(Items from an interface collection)
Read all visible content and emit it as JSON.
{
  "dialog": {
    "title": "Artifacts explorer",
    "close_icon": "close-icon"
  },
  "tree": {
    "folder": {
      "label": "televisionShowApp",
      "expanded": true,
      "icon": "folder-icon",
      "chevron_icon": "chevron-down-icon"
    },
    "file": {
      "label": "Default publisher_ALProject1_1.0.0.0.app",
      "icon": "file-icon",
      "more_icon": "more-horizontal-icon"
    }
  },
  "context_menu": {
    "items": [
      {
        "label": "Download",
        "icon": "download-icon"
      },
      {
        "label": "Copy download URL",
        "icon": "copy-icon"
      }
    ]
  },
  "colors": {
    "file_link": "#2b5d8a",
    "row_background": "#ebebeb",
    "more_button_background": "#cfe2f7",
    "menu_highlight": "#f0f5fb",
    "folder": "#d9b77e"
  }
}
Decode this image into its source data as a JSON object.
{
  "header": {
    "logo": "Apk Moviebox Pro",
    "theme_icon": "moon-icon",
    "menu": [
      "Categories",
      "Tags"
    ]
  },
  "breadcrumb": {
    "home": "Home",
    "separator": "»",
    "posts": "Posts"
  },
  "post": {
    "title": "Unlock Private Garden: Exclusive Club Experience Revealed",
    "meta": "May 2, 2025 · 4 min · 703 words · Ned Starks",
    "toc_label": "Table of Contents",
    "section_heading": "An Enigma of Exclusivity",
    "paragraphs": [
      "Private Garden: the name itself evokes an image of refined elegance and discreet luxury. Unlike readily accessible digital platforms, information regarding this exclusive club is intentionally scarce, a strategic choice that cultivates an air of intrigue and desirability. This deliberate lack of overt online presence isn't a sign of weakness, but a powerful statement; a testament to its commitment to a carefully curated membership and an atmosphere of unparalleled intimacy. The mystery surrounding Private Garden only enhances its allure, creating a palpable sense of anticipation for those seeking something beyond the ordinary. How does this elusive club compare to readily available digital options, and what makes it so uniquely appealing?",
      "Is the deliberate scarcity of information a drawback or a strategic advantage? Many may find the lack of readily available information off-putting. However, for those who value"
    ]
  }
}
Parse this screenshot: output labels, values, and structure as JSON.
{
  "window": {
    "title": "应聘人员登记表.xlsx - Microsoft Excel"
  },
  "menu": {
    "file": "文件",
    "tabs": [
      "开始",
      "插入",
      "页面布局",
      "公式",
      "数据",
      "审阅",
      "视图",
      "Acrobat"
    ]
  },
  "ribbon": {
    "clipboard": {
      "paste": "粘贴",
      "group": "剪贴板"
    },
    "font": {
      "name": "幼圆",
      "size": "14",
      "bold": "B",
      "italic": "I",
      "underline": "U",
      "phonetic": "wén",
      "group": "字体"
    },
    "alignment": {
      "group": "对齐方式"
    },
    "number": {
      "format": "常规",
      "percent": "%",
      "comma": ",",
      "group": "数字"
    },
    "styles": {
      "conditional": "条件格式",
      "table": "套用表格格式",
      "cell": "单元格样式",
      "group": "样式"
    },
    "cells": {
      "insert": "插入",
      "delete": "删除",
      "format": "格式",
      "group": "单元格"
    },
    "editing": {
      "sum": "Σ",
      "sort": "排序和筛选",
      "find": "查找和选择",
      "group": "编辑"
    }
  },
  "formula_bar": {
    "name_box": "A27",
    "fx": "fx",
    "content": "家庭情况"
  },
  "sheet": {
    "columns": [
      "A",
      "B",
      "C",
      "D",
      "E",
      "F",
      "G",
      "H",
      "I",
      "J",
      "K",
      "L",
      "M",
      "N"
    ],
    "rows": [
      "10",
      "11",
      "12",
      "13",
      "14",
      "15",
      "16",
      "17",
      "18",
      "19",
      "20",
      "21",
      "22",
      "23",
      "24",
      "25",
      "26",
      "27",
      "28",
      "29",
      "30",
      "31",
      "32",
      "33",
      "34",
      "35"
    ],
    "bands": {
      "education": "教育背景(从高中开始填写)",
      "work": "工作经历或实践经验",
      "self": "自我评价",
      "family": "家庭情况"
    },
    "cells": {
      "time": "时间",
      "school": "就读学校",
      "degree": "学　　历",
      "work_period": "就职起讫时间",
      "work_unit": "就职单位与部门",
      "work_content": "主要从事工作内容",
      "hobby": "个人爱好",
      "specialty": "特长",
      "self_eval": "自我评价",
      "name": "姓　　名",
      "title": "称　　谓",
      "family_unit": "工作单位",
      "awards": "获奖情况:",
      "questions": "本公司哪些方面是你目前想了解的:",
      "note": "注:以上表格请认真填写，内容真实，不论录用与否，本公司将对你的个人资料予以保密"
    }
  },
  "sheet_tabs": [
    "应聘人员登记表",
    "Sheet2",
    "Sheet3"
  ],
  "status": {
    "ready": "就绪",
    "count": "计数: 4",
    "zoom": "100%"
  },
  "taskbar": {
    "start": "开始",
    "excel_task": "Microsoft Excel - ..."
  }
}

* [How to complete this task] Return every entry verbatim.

* [Answer]
Read all visible content and emit it as JSON.
{
  "dialog": {
    "title": "Artifacts explorer",
    "close_icon": "close-icon"
  },
  "tree": {
    "folder": {
      "label": "televisionShowApp",
      "expanded": true,
      "icon": "folder-icon",
      "chevron_icon": "chevron-down-icon"
    },
    "file": {
      "label": "Default publisher_ALProject1_1.0.0.0.app",
      "icon": "file-icon",
      "more_icon": "more-horizontal-icon"
    }
  },
  "context_menu": {
    "items": [
      {
        "label": "Download",
        "icon": "download-icon"
      },
      {
        "label": "Copy download URL",
        "icon": "copy-icon"
      }
    ]
  },
  "colors": {
    "file_link": "#2b5d8a",
    "row_background": "#ebebeb",
    "more_button_background": "#cfe2f7",
    "menu_highlight": "#f0f5fb",
    "folder": "#d9b77e"
  }
}
Decode this image into its source data as a JSON object.
{
  "header": {
    "logo": "Apk Moviebox Pro",
    "theme_icon": "moon-icon",
    "menu": [
      "Categories",
      "Tags"
    ]
  },
  "breadcrumb": {
    "home": "Home",
    "separator": "»",
    "posts": "Posts"
  },
  "post": {
    "title": "Unlock Private Garden: Exclusive Club Experience Revealed",
    "meta": "May 2, 2025 · 4 min · 703 words · Ned Starks",
    "toc_label": "Table of Contents",
    "section_heading": "An Enigma of Exclusivity",
    "paragraphs": [
      "Private Garden: the name itself evokes an image of refined elegance and discreet luxury. Unlike readily accessible digital platforms, information regarding this exclusive club is intentionally scarce, a strategic choice that cultivates an air of intrigue and desirability. This deliberate lack of overt online presence isn't a sign of weakness, but a powerful statement; a testament to its commitment to a carefully curated membership and an atmosphere of unparalleled intimacy. The mystery surrounding Private Garden only enhances its allure, creating a palpable sense of anticipation for those seeking something beyond the ordinary. How does this elusive club compare to readily available digital options, and what makes it so uniquely appealing?",
      "Is the deliberate scarcity of information a drawback or a strategic advantage? Many may find the lack of readily available information off-putting. However, for those who value"
    ]
  }
}
Parse this screenshot: output labels, values, and structure as JSON.
{
  "window": {
    "title": "应聘人员登记表.xlsx - Microsoft Excel"
  },
  "menu": {
    "file": "文件",
    "tabs": [
      "开始",
      "插入",
      "页面布局",
      "公式",
      "数据",
      "审阅",
      "视图",
      "Acrobat"
    ]
  },
  "ribbon": {
    "clipboard": {
      "paste": "粘贴",
      "group": "剪贴板"
    },
    "font": {
      "name": "幼圆",
      "size": "14",
      "bold": "B",
      "italic": "I",
      "underline": "U",
      "phonetic": "wén",
      "group": "字体"
    },
    "alignment": {
      "group": "对齐方式"
    },
    "number": {
      "format": "常规",
      "percent": "%",
      "comma": ",",
      "group": "数字"
    },
    "styles": {
      "conditional": "条件格式",
      "table": "套用表格格式",
      "cell": "单元格样式",
      "group": "样式"
    },
    "cells": {
      "insert": "插入",
      "delete": "删除",
      "format": "格式",
      "group": "单元格"
    },
    "editing": {
      "sum": "Σ",
      "sort": "排序和筛选",
      "find": "查找和选择",
      "group": "编辑"
    }
  },
  "formula_bar": {
    "name_box": "A27",
    "fx": "fx",
    "content": "家庭情况"
  },
  "sheet": {
    "columns": [
      "A",
      "B",
      "C",
      "D",
      "E",
      "F",
      "G",
      "H",
      "I",
      "J",
      "K",
      "L",
      "M",
      "N"
    ],
    "rows": [
      "10",
      "11",
      "12",
      "13",
      "14",
      "15",
      "16",
      "17",
      "18",
      "19",
      "20",
      "21",
      "22",
      "23",
      "24",
      "25",
      "26",
      "27",
      "28",
      "29",
      "30",
      "31",
      "32",
      "33",
      "34",
      "35"
    ],
    "bands": {
      "education": "教育背景(从高中开始填写)",
      "work": "工作经历或实践经验",
      "self": "自我评价",
      "family": "家庭情况"
    },
    "cells": {
      "time": "时间",
      "school": "就读学校",
      "degree": "学　　历",
      "work_period": "就职起讫时间",
      "work_unit": "就职单位与部门",
      "work_content": "主要从事工作内容",
      "hobby": "个人爱好",
      "specialty": "特长",
      "self_eval": "自我评价",
      "name": "姓　　名",
      "title": "称　　谓",
      "family_unit": "工作单位",
      "awards": "获奖情况:",
      "questions": "本公司哪些方面是你目前想了解的:",
      "note": "注:以上表格请认真填写，内容真实，不论录用与否，本公司将对你的个人资料予以保密"
    }
  },
  "sheet_tabs": [
    "应聘人员登记表",
    "Sheet2",
    "Sheet3"
  ],
  "status": {
    "ready": "就绪",
    "count": "计数: 4",
    "zoom": "100%"
  },
  "taskbar": {
    "start": "开始",
    "excel_task": "Microsoft Excel - ..."
  }
}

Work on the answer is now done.